There are multiple buy-in levels for dealers, but fitting stations will need to carry all sizes and colors of the C3, which Northrup describes as “the lightest helmet with the smallest overall shell size that includes an internal sun visor.” He also claims it’s “quieter than most full-face helmets on the marketplace, less than 84 decibels of sound at 65 mph” (click here to download a Schuberth N.A. brochure). The helmet comes with a Pinlock visor, is DOT- and ECE-approved, and has an MSRP of $699.
Another model that will be sold in the U.S. is the C3W, the first flip-up helmet designed for women. Schuberth says the model takes into account smaller head sizes as well as “a woman’s unique facial shape.”
None of the other Schuberth helmet models shown on the European website will ever be imported, Northrup says. A full-face model, however, is in the works for next summer. Available now is a Bluetooth communications system made by Cardo Systems specifically for Schuberth helmets. The $399 product is a simple neck roll replacement.
To receive and distribute all its helmets from a centralized location, Schuberth has contracted with a third-party warehouse in the Chicago area.
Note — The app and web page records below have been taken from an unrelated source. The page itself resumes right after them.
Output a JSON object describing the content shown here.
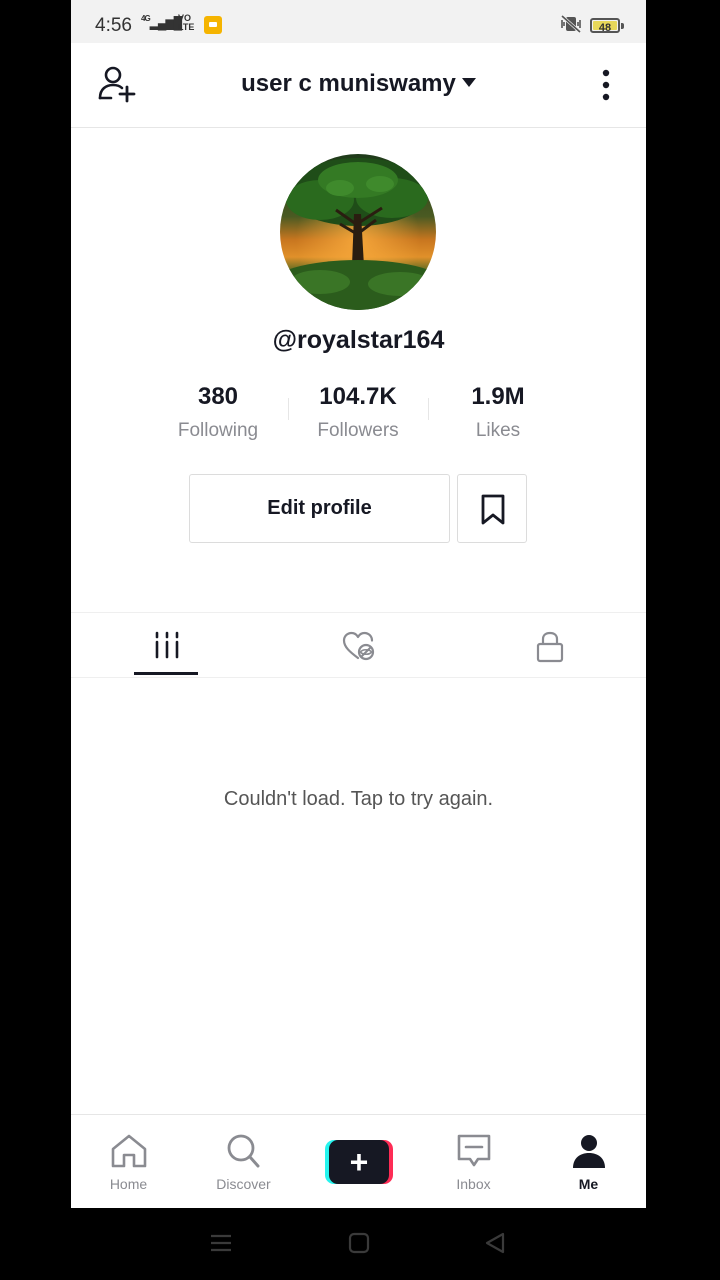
{
  "status_bar": {
    "time": "4:56",
    "network": "4G",
    "volte": "VO LTE",
    "battery": "48"
  },
  "header": {
    "title": "user c muniswamy"
  },
  "profile": {
    "handle": "@royalstar164",
    "stats": [
      {
        "value": "380",
        "label": "Following"
      },
      {
        "value": "104.7K",
        "label": "Followers"
      },
      {
        "value": "1.9M",
        "label": "Likes"
      }
    ],
    "edit_label": "Edit profile"
  },
  "tabs": {
    "items": [
      {
        "icon": "videos-grid-icon",
        "active": true
      },
      {
        "icon": "liked-videos-icon",
        "active": false
      },
      {
        "icon": "lock-icon",
        "active": false
      }
    ]
  },
  "content": {
    "empty_message": "Couldn't load. Tap to try again."
  },
  "bottom_nav": {
    "items": [
      {
        "label": "Home",
        "icon": "home-icon",
        "active": false
      },
      {
        "label": "Discover",
        "icon": "search-icon",
        "active": false
      },
      {
        "label": "",
        "icon": "plus-icon",
        "active": false
      },
      {
        "label": "Inbox",
        "icon": "inbox-icon",
        "active": false
      },
      {
        "label": "Me",
        "icon": "person-icon",
        "active": true
      }
    ]
  },
  "colors": {
    "text": "#161823",
    "muted": "#8a8b91",
    "accent_cyan": "#25f4ee",
    "accent_pink": "#fe2c55"
  }
}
As far as marketing goes, Schuberth is buying print advertising in BMW Owners News and other publications. At select stops of the International Motorcycle Shows (it will have displays at all stops), Schuberth will be offering “test rides” in which people who ride to the event can take a borrowed Schuberth out on the road.
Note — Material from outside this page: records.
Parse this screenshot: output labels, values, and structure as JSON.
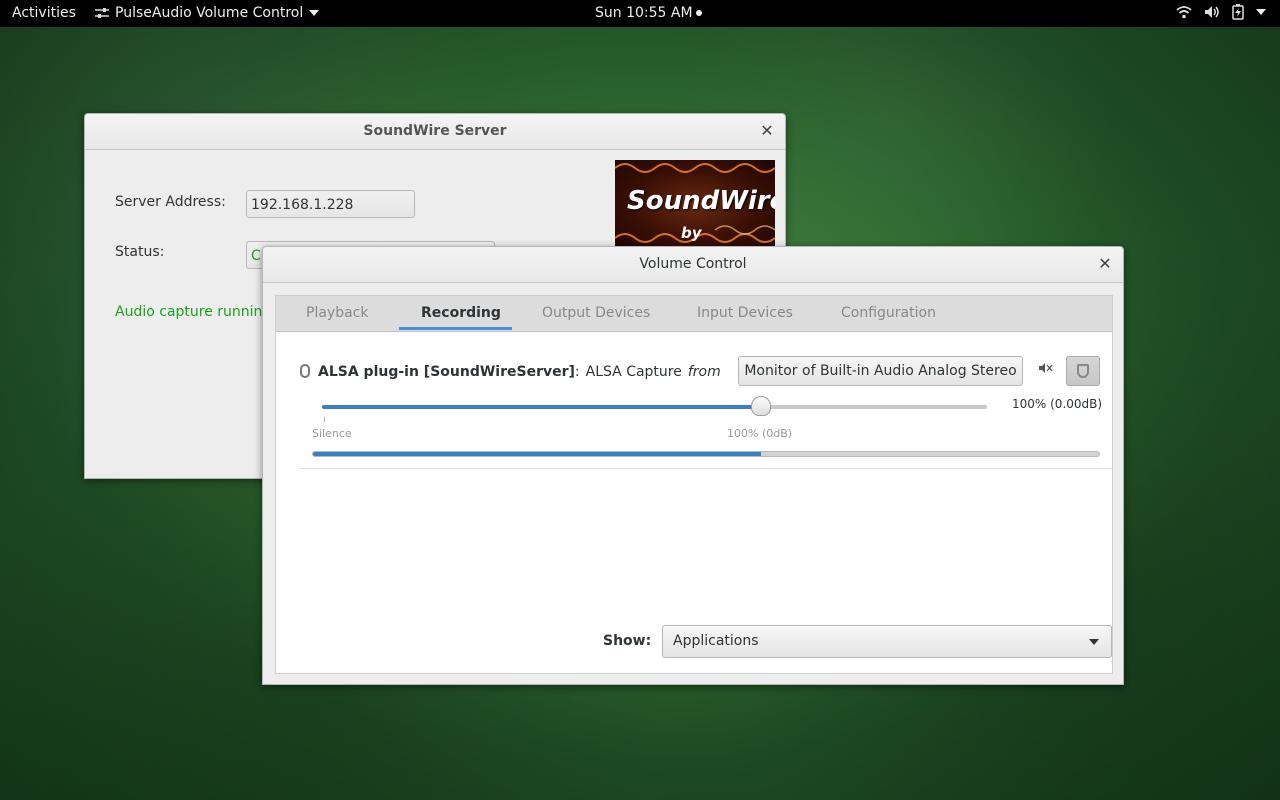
{
  "topbar": {
    "activities": "Activities",
    "app_name": "PulseAudio Volume Control",
    "clock": "Sun 10:55 AM",
    "icons": [
      "wifi-icon",
      "volume-icon",
      "battery-icon",
      "caret-down-icon"
    ]
  },
  "soundwire": {
    "title": "SoundWire Server",
    "server_address_label": "Server Address:",
    "server_address_value": "192.168.1.228",
    "status_label": "Status:",
    "status_value": "C",
    "audio_message": "Audio capture running a",
    "logo_brand": "SoundWire",
    "logo_by": "by",
    "accent_green": "#1aa31a"
  },
  "volume_control": {
    "title": "Volume Control",
    "tabs": [
      {
        "label": "Playback",
        "active": false
      },
      {
        "label": "Recording",
        "active": true
      },
      {
        "label": "Output Devices",
        "active": false
      },
      {
        "label": "Input Devices",
        "active": false
      },
      {
        "label": "Configuration",
        "active": false
      }
    ],
    "stream": {
      "name": "ALSA plug-in [SoundWireServer]",
      "separator": ":",
      "description": "ALSA Capture",
      "from": "from",
      "source_button": "Monitor of Built-in Audio Analog Stereo",
      "volume_text": "100% (0.00dB)",
      "volume_fraction": 0.66,
      "tick_silence": "Silence",
      "tick_100": "100% (0dB)",
      "level_fraction": 0.57
    },
    "show_label": "Show:",
    "show_value": "Applications",
    "accent_blue": "#3d7ec9"
  }
}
In-store merchandising materials include an etched-glass LED reflective sign that glows. A helmet display is about three months away, Northrup says.
Schuberth N.A. is looking to sign up 25 “charter” dealers with a service center and 50 retailers overall by the end of the year. Open areas include Denver, Houston, Atlanta, North Carolina and Austin, Texas. The majority of the retailers will be BMW dealers, but not all. “We’re working with almost every dealer to make sure if they want to buy in, they can get involved,” Northrup says.
Schuberth also will be retailing helmets on its website (www.schuberthnorthamerica.com) through dealers. “The dealer locator finds out the closest dealer, and that dealer gets credit for the sale,” Northrup says. “It’s also listed as the return location if that helmet doesn’t fit.”
Northrup says retailers will be able to use Schuberth to attract riders from far and wide. “And hopefully they’ll ride over with two or three of their friends,” he adds.
Northrup describes Schuberth’s overall approach to the U.S. market as “slow and methodical.” But that doesn’t mean low-energy. “Once we started announcing things, dealers came out of the woodwork due to the pent-up demand,” he says. “It’s a pretty exciting time for us.”